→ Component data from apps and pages
__________
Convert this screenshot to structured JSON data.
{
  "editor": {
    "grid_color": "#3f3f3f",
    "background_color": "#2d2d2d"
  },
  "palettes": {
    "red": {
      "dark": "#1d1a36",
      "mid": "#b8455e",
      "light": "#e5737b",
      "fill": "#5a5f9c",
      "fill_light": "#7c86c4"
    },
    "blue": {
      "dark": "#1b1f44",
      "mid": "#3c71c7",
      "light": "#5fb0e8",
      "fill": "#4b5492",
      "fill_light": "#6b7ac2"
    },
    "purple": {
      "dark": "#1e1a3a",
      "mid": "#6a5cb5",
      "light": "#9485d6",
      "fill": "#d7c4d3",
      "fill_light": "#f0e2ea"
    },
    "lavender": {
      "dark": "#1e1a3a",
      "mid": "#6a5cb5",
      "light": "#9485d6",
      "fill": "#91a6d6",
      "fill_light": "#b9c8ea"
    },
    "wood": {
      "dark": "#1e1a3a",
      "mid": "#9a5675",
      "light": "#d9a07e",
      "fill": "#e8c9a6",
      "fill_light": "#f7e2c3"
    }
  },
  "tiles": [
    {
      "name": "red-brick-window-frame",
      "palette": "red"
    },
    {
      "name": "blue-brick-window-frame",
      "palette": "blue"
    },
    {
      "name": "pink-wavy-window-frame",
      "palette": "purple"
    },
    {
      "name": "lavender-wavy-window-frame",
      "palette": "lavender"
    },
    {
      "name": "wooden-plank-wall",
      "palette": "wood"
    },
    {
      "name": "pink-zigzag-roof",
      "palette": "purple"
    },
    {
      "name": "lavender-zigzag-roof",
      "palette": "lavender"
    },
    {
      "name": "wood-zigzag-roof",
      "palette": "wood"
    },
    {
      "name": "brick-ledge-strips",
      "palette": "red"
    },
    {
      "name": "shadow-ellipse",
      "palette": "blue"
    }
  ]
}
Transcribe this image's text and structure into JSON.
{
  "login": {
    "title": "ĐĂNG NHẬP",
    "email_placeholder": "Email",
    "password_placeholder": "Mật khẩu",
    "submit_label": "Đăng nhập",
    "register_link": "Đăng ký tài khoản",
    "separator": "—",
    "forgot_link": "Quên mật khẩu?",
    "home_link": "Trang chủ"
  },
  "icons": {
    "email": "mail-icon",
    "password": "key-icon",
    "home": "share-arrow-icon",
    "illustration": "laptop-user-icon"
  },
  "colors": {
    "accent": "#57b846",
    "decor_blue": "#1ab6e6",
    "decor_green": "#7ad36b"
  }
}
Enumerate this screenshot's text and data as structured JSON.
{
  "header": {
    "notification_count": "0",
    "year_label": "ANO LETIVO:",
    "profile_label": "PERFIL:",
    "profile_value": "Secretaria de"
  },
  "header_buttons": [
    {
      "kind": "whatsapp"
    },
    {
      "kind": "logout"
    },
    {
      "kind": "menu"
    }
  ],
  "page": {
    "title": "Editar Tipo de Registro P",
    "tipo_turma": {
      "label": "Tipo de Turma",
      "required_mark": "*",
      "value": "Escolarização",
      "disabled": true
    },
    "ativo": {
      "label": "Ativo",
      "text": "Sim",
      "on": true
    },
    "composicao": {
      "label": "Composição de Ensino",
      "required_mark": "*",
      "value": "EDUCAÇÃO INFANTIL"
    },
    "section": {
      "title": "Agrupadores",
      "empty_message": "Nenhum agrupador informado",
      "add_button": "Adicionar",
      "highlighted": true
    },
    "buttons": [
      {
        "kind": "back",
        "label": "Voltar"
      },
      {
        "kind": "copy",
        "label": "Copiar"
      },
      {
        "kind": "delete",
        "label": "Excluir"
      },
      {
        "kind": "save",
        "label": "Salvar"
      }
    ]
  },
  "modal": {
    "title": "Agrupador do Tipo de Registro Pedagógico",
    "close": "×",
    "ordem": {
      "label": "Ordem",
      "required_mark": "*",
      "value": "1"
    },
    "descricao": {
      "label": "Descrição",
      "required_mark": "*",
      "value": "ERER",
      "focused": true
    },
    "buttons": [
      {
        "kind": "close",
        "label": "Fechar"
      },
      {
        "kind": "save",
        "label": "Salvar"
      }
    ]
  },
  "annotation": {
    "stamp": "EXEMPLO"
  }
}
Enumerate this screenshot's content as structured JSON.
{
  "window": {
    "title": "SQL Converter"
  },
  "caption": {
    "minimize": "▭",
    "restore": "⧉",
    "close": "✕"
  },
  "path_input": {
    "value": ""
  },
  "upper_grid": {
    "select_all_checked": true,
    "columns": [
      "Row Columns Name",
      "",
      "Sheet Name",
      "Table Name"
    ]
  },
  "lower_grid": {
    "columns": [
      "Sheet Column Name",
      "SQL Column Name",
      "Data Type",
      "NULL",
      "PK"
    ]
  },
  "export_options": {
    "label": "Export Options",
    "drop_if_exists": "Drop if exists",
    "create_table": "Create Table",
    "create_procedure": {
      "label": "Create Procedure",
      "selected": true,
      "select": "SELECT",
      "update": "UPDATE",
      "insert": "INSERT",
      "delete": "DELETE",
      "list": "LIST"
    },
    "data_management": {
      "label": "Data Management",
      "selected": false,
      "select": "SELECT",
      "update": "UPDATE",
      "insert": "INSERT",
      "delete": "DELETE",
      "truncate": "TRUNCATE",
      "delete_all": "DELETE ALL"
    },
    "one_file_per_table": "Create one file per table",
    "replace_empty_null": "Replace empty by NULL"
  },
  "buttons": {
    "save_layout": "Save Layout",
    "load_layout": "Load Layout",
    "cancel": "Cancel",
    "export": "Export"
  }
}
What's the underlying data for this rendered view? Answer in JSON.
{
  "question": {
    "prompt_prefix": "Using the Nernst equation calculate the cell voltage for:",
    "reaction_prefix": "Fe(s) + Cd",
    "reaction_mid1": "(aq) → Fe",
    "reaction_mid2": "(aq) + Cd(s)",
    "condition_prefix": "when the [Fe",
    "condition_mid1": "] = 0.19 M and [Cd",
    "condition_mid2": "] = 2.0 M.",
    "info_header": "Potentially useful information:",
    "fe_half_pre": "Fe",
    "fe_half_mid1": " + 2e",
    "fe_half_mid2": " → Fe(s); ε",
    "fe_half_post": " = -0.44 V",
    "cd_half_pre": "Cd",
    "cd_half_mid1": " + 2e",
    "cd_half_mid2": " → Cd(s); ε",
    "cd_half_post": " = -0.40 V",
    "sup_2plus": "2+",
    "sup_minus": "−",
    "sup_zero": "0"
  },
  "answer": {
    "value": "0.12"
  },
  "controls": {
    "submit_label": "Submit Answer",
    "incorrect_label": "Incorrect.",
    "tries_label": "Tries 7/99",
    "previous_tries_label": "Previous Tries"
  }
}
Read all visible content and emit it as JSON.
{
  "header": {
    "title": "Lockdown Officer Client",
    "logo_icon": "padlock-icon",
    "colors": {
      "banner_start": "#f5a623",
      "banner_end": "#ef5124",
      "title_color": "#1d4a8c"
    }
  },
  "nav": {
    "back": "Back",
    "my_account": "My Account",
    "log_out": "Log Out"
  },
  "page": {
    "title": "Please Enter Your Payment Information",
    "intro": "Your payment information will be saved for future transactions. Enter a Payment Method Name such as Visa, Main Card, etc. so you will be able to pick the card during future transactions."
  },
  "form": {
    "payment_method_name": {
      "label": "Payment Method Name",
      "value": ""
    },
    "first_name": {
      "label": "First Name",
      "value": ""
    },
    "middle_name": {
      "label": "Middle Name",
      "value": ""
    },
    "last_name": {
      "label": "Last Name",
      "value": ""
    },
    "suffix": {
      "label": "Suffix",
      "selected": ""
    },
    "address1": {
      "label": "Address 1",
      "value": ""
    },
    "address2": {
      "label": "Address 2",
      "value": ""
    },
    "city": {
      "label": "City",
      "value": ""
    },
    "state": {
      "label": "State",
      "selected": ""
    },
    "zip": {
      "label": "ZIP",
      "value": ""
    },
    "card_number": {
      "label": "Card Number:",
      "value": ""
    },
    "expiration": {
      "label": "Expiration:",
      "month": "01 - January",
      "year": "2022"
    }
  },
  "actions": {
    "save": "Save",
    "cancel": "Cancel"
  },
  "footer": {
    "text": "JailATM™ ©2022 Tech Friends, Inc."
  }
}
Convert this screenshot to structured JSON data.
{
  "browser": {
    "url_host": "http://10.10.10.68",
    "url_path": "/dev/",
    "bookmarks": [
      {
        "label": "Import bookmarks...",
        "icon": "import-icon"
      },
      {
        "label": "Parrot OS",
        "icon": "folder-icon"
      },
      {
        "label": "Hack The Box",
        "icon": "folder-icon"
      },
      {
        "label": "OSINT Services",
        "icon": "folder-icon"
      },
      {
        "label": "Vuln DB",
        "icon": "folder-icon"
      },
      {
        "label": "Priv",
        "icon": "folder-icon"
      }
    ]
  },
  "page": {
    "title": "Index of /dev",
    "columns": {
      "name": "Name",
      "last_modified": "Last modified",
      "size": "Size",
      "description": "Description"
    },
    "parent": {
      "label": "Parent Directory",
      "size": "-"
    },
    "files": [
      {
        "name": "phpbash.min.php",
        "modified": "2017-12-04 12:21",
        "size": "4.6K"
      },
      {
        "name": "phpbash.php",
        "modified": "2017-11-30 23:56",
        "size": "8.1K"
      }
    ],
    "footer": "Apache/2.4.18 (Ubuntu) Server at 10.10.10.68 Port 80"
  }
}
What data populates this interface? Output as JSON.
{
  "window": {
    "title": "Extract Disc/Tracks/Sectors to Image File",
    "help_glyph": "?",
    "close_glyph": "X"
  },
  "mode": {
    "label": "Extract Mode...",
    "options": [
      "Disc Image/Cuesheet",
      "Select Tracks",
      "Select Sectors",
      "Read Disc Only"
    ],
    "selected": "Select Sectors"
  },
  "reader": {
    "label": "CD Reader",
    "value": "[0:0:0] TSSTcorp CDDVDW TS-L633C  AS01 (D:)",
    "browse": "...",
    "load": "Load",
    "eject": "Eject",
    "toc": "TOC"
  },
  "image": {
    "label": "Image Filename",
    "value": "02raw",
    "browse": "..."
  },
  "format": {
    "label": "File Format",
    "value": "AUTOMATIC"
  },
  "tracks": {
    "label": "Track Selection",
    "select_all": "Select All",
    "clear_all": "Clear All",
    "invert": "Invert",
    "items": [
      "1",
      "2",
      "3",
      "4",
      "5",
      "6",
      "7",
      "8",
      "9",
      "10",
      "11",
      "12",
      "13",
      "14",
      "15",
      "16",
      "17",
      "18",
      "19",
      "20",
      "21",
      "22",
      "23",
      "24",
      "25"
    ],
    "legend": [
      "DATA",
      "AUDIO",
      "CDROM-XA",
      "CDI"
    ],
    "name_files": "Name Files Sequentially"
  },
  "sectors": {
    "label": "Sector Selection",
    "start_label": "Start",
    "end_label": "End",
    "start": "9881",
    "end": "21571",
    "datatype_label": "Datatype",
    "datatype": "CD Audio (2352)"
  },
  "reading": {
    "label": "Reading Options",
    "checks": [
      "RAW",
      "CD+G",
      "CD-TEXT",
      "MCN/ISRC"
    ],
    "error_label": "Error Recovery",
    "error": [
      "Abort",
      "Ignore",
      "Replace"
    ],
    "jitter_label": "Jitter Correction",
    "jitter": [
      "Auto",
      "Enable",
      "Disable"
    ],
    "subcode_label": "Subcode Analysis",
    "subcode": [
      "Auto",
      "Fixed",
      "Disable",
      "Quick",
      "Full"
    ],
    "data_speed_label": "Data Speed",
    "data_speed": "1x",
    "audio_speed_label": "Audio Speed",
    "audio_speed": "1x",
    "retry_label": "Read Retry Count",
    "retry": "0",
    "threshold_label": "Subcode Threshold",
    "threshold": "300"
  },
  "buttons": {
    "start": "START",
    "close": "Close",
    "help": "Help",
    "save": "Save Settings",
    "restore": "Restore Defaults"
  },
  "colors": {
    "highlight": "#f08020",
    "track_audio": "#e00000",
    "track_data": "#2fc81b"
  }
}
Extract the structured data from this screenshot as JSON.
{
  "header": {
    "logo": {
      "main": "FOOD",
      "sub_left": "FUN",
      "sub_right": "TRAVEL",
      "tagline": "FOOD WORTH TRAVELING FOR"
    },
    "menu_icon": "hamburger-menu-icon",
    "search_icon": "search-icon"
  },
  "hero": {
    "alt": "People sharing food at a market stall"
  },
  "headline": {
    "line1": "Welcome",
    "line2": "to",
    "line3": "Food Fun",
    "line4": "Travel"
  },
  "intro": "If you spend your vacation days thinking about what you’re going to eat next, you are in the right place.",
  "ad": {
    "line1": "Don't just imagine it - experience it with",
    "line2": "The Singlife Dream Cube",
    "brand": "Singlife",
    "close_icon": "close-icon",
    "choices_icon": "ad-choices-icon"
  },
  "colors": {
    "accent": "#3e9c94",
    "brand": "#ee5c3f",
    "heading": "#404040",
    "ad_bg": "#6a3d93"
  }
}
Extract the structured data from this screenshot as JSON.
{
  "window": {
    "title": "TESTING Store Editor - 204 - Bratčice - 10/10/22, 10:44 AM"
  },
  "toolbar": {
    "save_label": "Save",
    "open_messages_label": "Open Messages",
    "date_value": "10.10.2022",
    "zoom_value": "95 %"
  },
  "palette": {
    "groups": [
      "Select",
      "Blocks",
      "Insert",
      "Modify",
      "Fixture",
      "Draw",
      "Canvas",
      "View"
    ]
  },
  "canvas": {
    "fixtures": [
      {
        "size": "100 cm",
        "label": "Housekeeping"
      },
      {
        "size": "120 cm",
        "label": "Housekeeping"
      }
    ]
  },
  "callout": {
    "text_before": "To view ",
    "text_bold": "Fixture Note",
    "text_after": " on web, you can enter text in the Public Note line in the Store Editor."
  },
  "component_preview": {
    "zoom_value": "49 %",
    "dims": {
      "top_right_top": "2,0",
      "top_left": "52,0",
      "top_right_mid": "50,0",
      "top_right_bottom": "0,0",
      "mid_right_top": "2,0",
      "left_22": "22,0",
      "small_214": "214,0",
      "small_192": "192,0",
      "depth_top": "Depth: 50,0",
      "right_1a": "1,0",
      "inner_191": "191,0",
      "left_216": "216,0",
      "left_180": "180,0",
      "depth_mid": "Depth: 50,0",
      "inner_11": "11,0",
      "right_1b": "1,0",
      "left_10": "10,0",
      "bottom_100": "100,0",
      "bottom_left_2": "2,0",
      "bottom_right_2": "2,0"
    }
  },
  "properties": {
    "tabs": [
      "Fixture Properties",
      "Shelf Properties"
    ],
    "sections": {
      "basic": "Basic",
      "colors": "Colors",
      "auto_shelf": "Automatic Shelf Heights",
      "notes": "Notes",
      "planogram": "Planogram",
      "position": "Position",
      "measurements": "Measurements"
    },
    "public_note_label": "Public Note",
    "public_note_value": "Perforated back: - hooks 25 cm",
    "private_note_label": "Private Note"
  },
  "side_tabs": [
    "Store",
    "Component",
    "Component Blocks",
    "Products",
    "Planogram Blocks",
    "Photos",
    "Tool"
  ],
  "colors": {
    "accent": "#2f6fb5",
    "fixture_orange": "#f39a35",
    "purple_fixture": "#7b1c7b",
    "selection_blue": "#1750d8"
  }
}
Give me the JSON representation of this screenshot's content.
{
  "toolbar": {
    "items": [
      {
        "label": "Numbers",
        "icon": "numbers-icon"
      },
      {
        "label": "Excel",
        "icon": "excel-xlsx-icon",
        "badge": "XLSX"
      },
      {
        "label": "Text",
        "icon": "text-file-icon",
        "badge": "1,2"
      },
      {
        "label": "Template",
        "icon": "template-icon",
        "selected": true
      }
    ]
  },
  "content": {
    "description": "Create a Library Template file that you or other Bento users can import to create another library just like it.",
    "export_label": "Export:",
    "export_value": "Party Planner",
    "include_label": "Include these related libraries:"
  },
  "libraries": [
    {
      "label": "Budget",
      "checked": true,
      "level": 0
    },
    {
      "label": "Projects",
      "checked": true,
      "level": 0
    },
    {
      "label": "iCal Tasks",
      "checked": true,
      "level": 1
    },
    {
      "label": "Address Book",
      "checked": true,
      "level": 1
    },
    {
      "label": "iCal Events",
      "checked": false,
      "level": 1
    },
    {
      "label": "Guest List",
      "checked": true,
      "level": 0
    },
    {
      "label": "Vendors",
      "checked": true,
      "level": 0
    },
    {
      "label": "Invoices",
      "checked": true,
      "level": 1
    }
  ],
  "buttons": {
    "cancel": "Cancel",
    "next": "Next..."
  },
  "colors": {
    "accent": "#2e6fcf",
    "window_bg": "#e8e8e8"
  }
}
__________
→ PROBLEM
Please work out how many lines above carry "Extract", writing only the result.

→ EXERCISE OUTPUT
4